Commissioner Pat Cooley asked the chief architect of the project, Scott Henson of Lomard-Conrad Architects of Boise, if excavation for the gym could be 10 feet deeper and thus lower its height. Project engineer Dave Cole of Benchmark Associates said he estimated it would cost $300,000 for each additional foot excavated.

Hearing that, District Superintendent Jim Lewis said "We’re not a private developer. We’re on a set budget, and those kinds of figures really make me nervous. "

In exchange for exemption from normal height restriction and number of parking spaces granted by the PUD, the district is required to grant some benefit to the city in return.

Lewis told the P&Z the city could expect public access to the school’s facilities.
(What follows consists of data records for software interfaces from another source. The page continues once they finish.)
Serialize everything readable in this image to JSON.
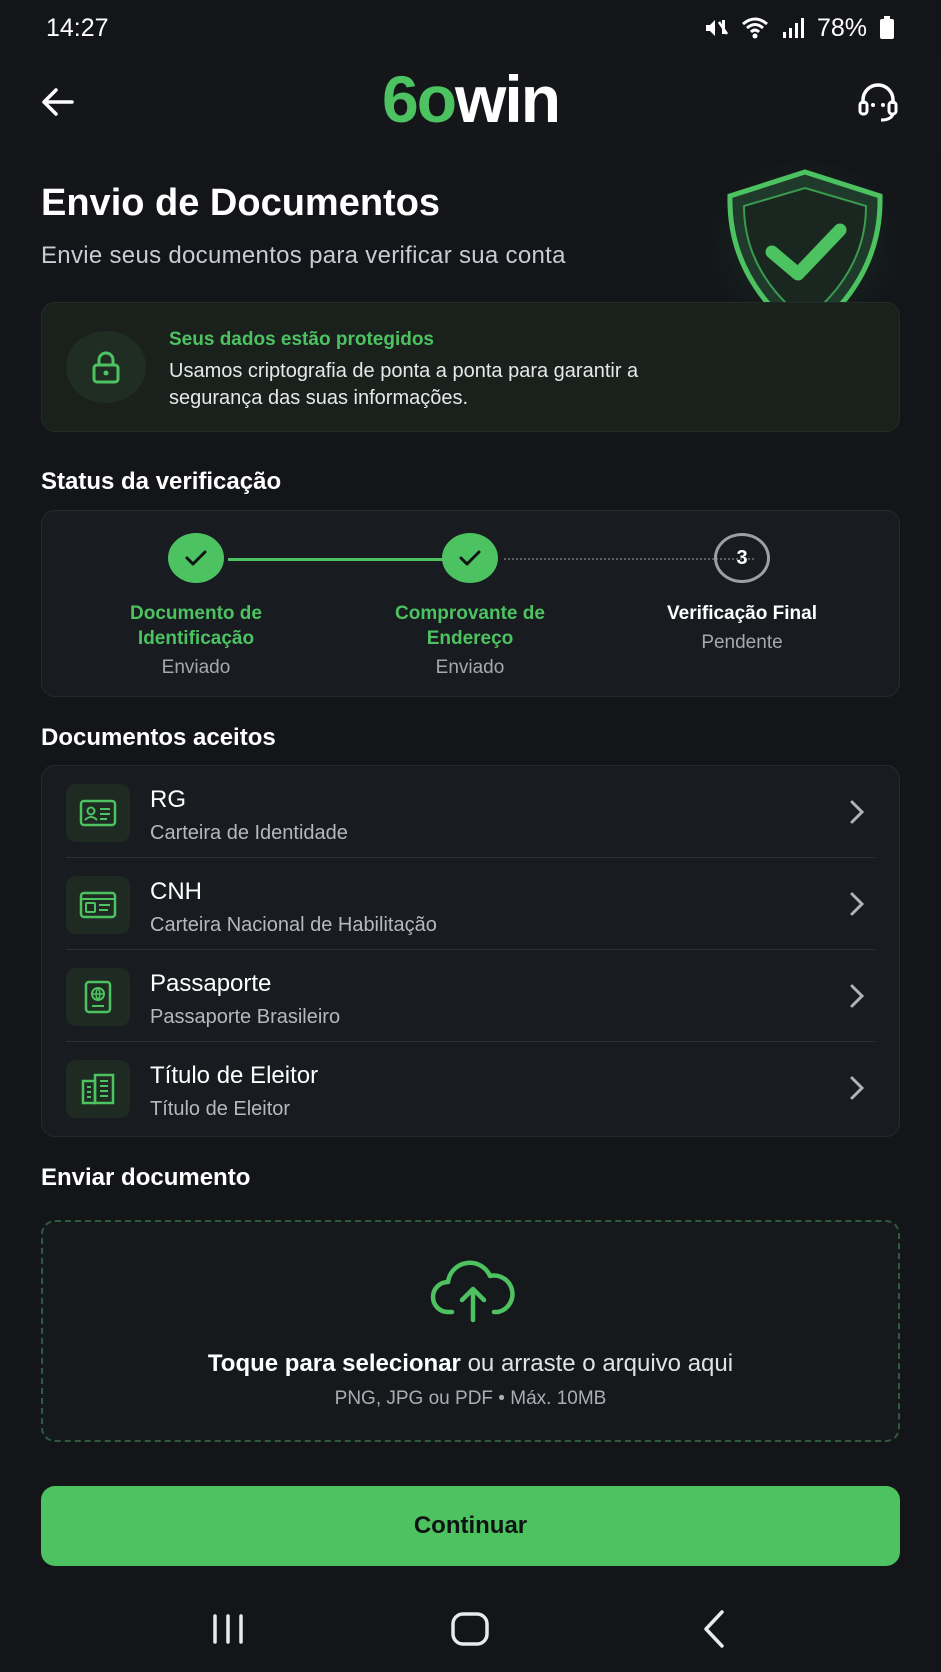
{
  "status_bar": {
    "time": "14:27",
    "battery": "78%"
  },
  "header": {
    "logo_part1": "6o",
    "logo_part2": "win",
    "icons": [
      "arrow-left-icon",
      "headset-icon"
    ]
  },
  "page": {
    "title": "Envio de Documentos",
    "subtitle": "Envie seus documentos para verificar sua conta"
  },
  "security_notice": {
    "title": "Seus dados estão protegidos",
    "text": "Usamos criptografia de ponta a ponta para garantir a segurança das suas informações."
  },
  "verification": {
    "section_title": "Status da verificação",
    "steps": [
      {
        "label": "Documento de Identificação",
        "status": "Enviado",
        "state": "done"
      },
      {
        "label": "Comprovante de Endereço",
        "status": "Enviado",
        "state": "done"
      },
      {
        "number": "3",
        "label": "Verificação Final",
        "status": "Pendente",
        "state": "pending"
      }
    ]
  },
  "documents": {
    "section_title": "Documentos aceitos",
    "items": [
      {
        "name": "RG",
        "description": "Carteira de Identidade",
        "icon": "id-card-icon"
      },
      {
        "name": "CNH",
        "description": "Carteira Nacional de Habilitação",
        "icon": "driver-license-icon"
      },
      {
        "name": "Passaporte",
        "description": "Passaporte Brasileiro",
        "icon": "passport-icon"
      },
      {
        "name": "Título de Eleitor",
        "description": "Título de Eleitor",
        "icon": "voter-card-icon"
      }
    ]
  },
  "upload": {
    "section_title": "Enviar documento",
    "action_bold": "Toque para selecionar",
    "action_rest": " ou arraste o arquivo aqui",
    "hint": "PNG, JPG ou PDF • Máx. 10MB"
  },
  "continue_button": "Continuar",
  "colors": {
    "accent": "#4cc261",
    "background": "#131519",
    "card": "#181b20"
  }
}
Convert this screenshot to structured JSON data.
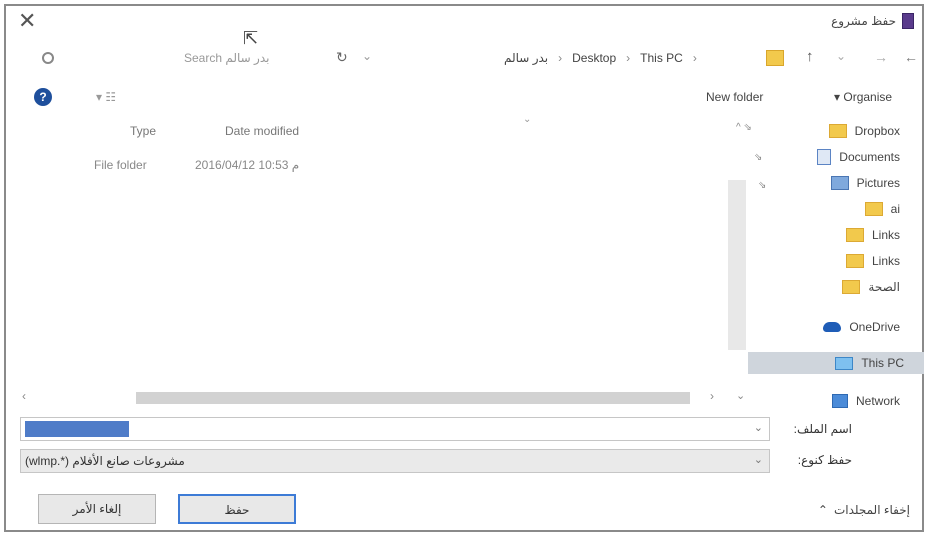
{
  "window": {
    "title": "حفظ مشروع",
    "close_icon": "close-icon"
  },
  "address_bar": {
    "search_placeholder": "Search بدر سالم",
    "breadcrumbs": [
      "This PC",
      "Desktop",
      "بدر سالم"
    ],
    "separator": "›"
  },
  "toolbar": {
    "help_label": "?",
    "new_folder": "New folder",
    "organise": "Organise"
  },
  "file_list": {
    "columns": [
      "Type",
      "Date modified"
    ],
    "rows": [
      {
        "type": "File folder",
        "date": "2016/04/12 م 10:53"
      }
    ]
  },
  "nav_pane": {
    "items": [
      {
        "label": "Dropbox",
        "icon": "folder-icon"
      },
      {
        "label": "Documents",
        "icon": "documents-icon"
      },
      {
        "label": "Pictures",
        "icon": "pictures-icon"
      },
      {
        "label": "ai",
        "icon": "folder-icon"
      },
      {
        "label": "Links",
        "icon": "folder-icon"
      },
      {
        "label": "Links",
        "icon": "folder-icon"
      },
      {
        "label": "الصحة",
        "icon": "folder-icon"
      },
      {
        "label": "OneDrive",
        "icon": "onedrive-icon"
      },
      {
        "label": "This PC",
        "icon": "this-pc-icon",
        "selected": true
      },
      {
        "label": "Network",
        "icon": "network-icon"
      }
    ]
  },
  "fields": {
    "filename_label": "اسم الملف:",
    "filename_value": "",
    "filetype_label": "حفظ كنوع:",
    "filetype_value": "مشروعات صانع الأفلام (*.wlmp)"
  },
  "buttons": {
    "save": "حفظ",
    "cancel": "إلغاء الأمر"
  },
  "hide_folders": "إخفاء المجلدات",
  "colors": {
    "accent": "#3d7bd6",
    "selection": "#4f7cc8",
    "folder": "#f2c94c"
  }
}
He said the public could use the gymnasium when classes are not in session, perhaps early in the morning.

He said another area where the proposed school would have dual use would be the common area, which would be large enough to hold conferences and allow food service.

Commissioner Carol Brown asked about common usable space, another benefit the commission expects from the PUD. School district attorney Rand Peebles responded that of the 90 acres that make up the campus, only 17 would be developed.

"I would urge you in your statement to the council that there is no need to ask for additional open space because we already have so much open space."

Still, the P&Z had questions about future building projects on the campus, concerned that the 73 acres of open space would dwindle.

But Peebles offered another argument why the school district should not be held to a requirement of providing open space—it is a public entity working with a finite budget for the benefit of the public. It could not afford to give up usable space by charging buyers more money, as private developers can.

The commission directed Hailey city attorney Susan Baker to review the open space issue. Additional open space requirements could be added as conditions to approval of the PUD.

The Idaho Mountain Express is distributed free to residents and guests throughout the Sun Valley, Idaho resort area community. Subscribers to the Idaho Mountain Express will read these stories and others in this week's issue.